NZ Post's "Paxster" delivery buggies have crashed 249 times during 2018, with the electric golf carts hitting vehicles, banging into fences or road signs and injuring posties.
Postal workers have also been injured 80 times while operating the Norwegian four-wheel vehicle - more than double the 36 injuries reported in 2017.
But NZ Post says the severity of the injuries are much less than those sustained on a bicycle based on its declining injury costs and the increase in crashes is due to more Paxsters being in use.
Figures received under the Official Information Act show the total 156 injuries since mid-2016, only two of the injuries were considered as being serious and needed professional medical treatment. The drivers were injured when the Paxsters collided with other motor vehicles.
Other injuries included whiplash, banging their head on top of the Paxster or hurting their knees when they rammed the front panel after being jolted from behind. Posties also got bitten by dogs, complained of general discomfort from operating it or were hurt after slipping and tripping as they got in and out of them.
A NZ Post spokesperson defended the significant increase in buggies crashing this year, saying it coincides with the rise in the number of Paxsters on the streets.
However 58 per cent of Paxsters crashed in 2018 compared to 23 per cent in the previous year.
"With an excess of 400 Paxsters currently in operation, this represents approximately 800,000 plus exposure hours annually across New Zealand," a spokesperson said.
Of the 249 crashes this year, 129 occurred when buggies collided into objects or equipment. This included Paxsters reversing into power poles, fences, letter boxes, scraping hanging branches and driving into objects such as boulders, wheelie bins and other obstacles as they veer onto driveways, footpaths and grass verges.
The remaining 94 were due to a Paxster hit or being hit by a vehicle, while 26 were due to them banging into property such as road signs or letter boxes.
Only one member of the public has been injured since 2016 when they were hit when a Paxster reversed into them and knocked them over. The person was treated in hospital for a fracture.
Postal Workers Union of Aotearoa spokesman John Maynard said his members' biggest concerns were hitting a child scootering or riding on a driveway, or colliding with a reversing car.
"You're driving on the footpath, it's silent, it's like a plastic bubble coming towards you.
"If you are on a bicycle you can get out of the way much quicker. If you are on one of these things it's a bit more difficult to get out of the way."
Maynard told Tim Dower the number of incidents is a bad look.
"The company might show there's a reduction in the number of injuries, but there is only a third of the number of Paxsters on the road as there were bicycles."

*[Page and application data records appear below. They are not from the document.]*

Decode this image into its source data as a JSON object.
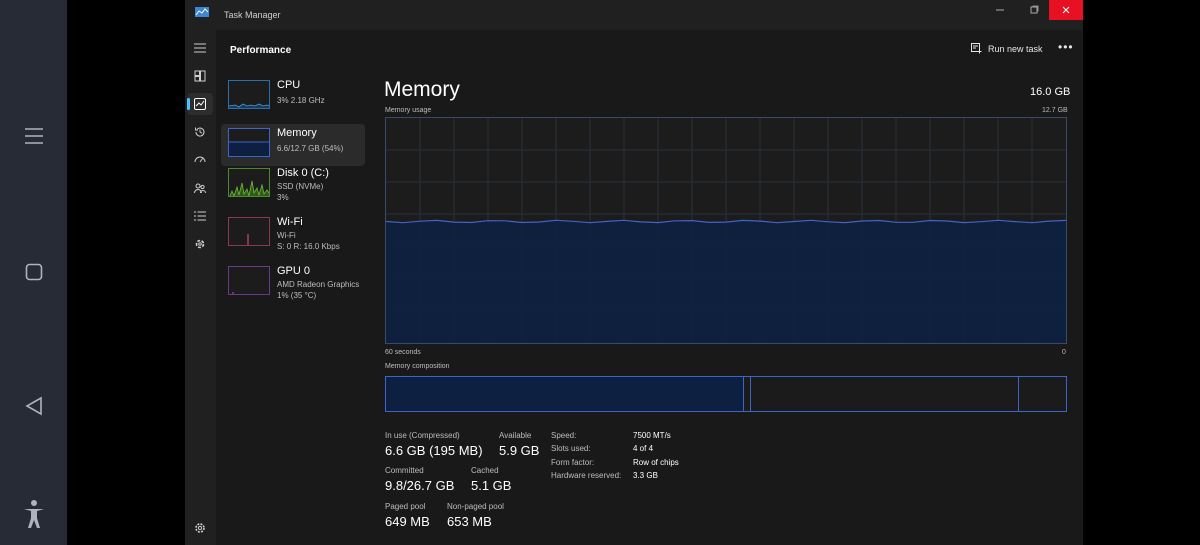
{
  "window": {
    "title": "Task Manager"
  },
  "header": {
    "page_title": "Performance",
    "run_new_task": "Run new task",
    "more": "•••"
  },
  "resources": [
    {
      "name": "CPU",
      "line1": "3%  2.18 GHz",
      "line2": ""
    },
    {
      "name": "Memory",
      "line1": "6.6/12.7 GB (54%)",
      "line2": ""
    },
    {
      "name": "Disk 0 (C:)",
      "line1": "SSD (NVMe)",
      "line2": "3%"
    },
    {
      "name": "Wi-Fi",
      "line1": "Wi-Fi",
      "line2": "S: 0  R: 16.0 Kbps"
    },
    {
      "name": "GPU 0",
      "line1": "AMD Radeon Graphics",
      "line2": "1%  (35 °C)"
    }
  ],
  "memory": {
    "title": "Memory",
    "total": "16.0 GB",
    "usage_label": "Memory usage",
    "usage_max": "12.7 GB",
    "time_left": "60 seconds",
    "time_right": "0",
    "composition_label": "Memory composition",
    "usage_fraction": 0.54
  },
  "stats": {
    "in_use_label": "In use (Compressed)",
    "in_use_value": "6.6 GB (195 MB)",
    "available_label": "Available",
    "available_value": "5.9 GB",
    "committed_label": "Committed",
    "committed_value": "9.8/26.7 GB",
    "cached_label": "Cached",
    "cached_value": "5.1 GB",
    "paged_label": "Paged pool",
    "paged_value": "649 MB",
    "nonpaged_label": "Non-paged pool",
    "nonpaged_value": "653 MB"
  },
  "details": [
    {
      "key": "Speed:",
      "value": "7500 MT/s"
    },
    {
      "key": "Slots used:",
      "value": "4 of 4"
    },
    {
      "key": "Form factor:",
      "value": "Row of chips"
    },
    {
      "key": "Hardware reserved:",
      "value": "3.3 GB"
    }
  ],
  "colors": {
    "accent": "#4cc2ff",
    "memory_fill": "#0e2041",
    "memory_line": "#3e64c8",
    "close": "#e81123"
  }
}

Maynard said Paxsters could only be driven on the roads in Norway, which would reduce the number of hazards faced with coming out a driveway, or have them colliding with the small telegraph ports coming out of the ground.
Living Streets Aotearoa president Andy Smith said the organisation had always objected to Paxsters operating on the footpath, and the lack of flashing lights or bells to warn people they were coming.
"Rolling out vehicles on the footpath is not a good idea."
Paxsters have an exemption from the New Zealand Transport Agency - section 2.13(1) of the Land Transport (Road User) Rule 2004 - allowing the vehicles to be driven on footpath.
NZ Post previously revealed it had invested $15m on a national roll-out of the golf cart-style delivery vehicles that can reach speeds of up to 45km/h.
Injuries to NZ Post staff involving paxsters
2016 - 40
2017 - 36
2018 - 80
Crashes involving NZ Post buggies since they were introduced in 2016
2016 - 35
2017 - 82
2018 - 249
* 2018 figures from January to 10 December
LISTEN TO JOHN MAYNARD TALK TO TIM DOWER ABOVE